As veteran catcher Miguel Montero said after the Cubs' second straight shutout loss in Game 3 of the NLCS, everybody needs to just focus on doing one good thing and then passing it on to the next guy.
"It's nine on one," Mallee said. "As an individual, you feel like you're letting your team down if you don't get a hit. Pass the baton. You can have a good at-bat even if you make an out if you saw seven pitches on the guy.
"It's the nine-on-one mentality. Just pass the baton to the next guy. Not trying to think you have to do it all yourself."
Mallee also pointed out how much different everything is in the postseason. There are no fifth starters and in some cases, there aren't even any fourth starters.
Teams are throwing their top starters and relievers as much as possible, bringing typical late-inning guys like Indians star Andrew Miller in during the fifth inning and utilizing them for more than three outs.
"You're facing their best guys all the time," Mallee said. "You're facing better pitching: These are the better teams and you're facing the best of the better pitching."
The Cubs also aim to come out firing against the Indians with an eye on getting on the board first.
The team that scored first won eight of the Cubs' 10 postseason games, including all six in the NLCS.

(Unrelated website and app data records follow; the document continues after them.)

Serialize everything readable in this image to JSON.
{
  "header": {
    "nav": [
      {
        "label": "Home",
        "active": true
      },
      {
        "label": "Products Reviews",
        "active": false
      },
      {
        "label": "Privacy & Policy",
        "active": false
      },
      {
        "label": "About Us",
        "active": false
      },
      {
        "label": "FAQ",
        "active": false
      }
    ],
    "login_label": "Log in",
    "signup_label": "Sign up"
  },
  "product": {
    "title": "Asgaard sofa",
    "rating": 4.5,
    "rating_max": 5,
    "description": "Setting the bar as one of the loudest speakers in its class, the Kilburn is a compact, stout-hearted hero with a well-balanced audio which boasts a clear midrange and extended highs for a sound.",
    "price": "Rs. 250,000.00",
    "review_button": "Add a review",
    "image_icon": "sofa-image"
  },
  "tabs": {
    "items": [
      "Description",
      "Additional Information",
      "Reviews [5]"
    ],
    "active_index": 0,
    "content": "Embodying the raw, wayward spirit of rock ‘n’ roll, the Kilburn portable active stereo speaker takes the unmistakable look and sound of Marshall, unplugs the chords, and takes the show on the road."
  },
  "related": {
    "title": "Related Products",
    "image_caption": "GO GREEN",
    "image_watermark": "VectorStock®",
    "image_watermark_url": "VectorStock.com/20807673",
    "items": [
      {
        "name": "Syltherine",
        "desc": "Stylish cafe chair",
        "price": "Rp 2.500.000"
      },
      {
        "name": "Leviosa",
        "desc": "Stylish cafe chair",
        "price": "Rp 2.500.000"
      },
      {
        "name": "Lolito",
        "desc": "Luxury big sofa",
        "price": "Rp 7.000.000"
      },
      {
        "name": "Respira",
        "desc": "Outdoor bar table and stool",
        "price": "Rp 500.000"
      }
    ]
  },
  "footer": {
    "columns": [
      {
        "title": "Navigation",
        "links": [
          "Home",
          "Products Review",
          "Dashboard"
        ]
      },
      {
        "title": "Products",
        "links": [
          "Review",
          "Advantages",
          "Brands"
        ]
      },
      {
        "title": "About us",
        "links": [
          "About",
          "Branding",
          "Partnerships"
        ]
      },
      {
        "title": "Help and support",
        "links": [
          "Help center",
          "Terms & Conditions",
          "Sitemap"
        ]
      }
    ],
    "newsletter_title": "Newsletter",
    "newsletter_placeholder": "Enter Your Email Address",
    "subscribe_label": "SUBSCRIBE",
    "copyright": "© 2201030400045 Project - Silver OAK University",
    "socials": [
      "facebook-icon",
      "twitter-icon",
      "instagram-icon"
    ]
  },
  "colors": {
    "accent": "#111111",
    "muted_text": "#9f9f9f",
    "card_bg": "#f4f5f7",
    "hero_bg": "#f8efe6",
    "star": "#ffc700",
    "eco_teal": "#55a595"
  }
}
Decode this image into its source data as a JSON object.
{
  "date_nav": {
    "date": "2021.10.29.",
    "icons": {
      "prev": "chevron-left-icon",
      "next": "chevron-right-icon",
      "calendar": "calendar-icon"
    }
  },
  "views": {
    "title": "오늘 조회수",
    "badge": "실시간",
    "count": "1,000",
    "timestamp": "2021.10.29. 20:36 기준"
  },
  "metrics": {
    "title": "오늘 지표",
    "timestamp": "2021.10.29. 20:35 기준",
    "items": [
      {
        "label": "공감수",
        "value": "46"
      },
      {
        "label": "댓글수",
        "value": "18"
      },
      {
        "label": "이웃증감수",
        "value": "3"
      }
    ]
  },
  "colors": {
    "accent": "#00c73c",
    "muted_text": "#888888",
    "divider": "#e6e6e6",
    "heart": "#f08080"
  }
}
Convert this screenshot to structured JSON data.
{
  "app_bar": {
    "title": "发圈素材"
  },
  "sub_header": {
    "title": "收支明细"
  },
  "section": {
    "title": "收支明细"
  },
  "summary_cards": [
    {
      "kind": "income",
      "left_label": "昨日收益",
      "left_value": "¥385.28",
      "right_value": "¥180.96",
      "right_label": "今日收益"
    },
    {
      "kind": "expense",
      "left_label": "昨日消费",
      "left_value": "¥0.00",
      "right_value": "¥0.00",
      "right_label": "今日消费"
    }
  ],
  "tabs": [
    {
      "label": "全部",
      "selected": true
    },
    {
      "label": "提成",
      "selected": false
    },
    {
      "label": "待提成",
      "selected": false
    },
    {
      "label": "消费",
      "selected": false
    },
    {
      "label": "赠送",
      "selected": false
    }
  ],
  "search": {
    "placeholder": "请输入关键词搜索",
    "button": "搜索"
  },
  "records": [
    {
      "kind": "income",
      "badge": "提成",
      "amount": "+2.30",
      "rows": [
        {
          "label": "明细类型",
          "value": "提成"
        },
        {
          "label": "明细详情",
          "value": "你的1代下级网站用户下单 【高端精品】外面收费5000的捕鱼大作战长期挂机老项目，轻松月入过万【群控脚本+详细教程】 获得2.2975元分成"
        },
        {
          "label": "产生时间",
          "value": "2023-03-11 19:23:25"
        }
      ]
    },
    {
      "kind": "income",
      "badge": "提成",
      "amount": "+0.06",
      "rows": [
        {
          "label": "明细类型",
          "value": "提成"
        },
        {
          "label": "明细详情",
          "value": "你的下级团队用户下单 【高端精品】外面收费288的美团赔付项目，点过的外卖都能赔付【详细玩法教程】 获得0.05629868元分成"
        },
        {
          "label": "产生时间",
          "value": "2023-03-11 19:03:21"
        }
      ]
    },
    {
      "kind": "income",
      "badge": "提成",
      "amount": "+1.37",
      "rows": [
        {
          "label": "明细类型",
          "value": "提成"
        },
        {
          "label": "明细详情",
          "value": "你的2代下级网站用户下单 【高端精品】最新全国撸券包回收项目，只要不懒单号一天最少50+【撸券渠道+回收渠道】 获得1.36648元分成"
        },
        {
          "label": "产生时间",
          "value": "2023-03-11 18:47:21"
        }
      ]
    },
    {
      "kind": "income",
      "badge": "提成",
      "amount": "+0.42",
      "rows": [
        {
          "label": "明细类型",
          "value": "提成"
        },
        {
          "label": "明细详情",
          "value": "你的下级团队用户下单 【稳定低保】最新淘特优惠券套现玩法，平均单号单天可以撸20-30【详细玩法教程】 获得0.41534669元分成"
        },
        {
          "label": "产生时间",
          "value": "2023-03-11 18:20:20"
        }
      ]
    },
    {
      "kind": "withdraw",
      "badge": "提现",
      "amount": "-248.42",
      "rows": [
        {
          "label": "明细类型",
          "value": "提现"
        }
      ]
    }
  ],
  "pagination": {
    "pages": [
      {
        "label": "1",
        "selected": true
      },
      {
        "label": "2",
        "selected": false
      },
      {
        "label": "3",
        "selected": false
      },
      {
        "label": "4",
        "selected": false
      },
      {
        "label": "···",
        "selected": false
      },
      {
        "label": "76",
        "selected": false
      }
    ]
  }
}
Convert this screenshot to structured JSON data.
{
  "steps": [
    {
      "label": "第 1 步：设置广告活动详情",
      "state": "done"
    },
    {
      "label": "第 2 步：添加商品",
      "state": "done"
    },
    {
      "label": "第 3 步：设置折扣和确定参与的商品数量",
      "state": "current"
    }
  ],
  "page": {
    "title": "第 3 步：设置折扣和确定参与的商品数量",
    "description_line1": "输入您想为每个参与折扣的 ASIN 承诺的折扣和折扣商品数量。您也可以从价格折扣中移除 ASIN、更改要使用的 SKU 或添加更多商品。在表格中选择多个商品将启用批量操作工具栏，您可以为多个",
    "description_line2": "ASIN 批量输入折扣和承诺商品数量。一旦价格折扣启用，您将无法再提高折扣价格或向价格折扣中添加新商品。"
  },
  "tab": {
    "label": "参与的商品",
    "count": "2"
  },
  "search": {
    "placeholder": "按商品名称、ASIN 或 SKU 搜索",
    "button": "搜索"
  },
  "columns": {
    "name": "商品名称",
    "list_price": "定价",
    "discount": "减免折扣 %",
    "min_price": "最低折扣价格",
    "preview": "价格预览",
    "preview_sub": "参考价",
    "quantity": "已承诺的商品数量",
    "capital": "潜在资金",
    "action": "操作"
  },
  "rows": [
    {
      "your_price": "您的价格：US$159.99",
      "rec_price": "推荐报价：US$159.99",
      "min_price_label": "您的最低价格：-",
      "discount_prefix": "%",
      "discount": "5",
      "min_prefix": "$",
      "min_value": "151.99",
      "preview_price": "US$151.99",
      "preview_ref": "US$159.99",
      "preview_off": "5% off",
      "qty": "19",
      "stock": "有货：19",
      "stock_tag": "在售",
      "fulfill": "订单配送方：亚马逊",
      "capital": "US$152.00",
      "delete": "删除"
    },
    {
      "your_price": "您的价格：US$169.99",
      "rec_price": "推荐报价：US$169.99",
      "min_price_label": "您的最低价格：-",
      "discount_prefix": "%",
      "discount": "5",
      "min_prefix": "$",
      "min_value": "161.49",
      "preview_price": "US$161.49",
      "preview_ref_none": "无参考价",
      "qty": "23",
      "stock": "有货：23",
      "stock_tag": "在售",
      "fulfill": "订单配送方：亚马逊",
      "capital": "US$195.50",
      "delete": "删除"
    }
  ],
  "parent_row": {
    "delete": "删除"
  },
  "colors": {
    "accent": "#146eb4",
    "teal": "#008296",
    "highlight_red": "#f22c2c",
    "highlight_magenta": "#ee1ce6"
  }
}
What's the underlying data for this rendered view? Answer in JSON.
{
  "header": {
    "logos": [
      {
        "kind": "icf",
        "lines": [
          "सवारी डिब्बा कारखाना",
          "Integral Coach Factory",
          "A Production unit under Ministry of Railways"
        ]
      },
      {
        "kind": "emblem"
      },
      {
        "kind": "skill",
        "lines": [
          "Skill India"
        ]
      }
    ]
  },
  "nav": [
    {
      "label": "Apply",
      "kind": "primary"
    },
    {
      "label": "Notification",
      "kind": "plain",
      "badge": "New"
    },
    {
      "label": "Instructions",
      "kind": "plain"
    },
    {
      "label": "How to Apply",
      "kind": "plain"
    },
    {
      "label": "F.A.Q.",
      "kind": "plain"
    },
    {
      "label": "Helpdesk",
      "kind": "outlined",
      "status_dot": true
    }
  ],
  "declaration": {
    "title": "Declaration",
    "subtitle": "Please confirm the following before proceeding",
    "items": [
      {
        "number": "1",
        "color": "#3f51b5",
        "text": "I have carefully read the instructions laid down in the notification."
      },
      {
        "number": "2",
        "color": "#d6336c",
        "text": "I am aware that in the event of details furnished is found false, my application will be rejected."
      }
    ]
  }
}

"Overall, it's just to win this series - like every other - score first and win innings," manager Joe Maddon said. "You need to get on top and not have to face their better [relievers] at the end of the ballgame, otherwise you're going to be in trouble."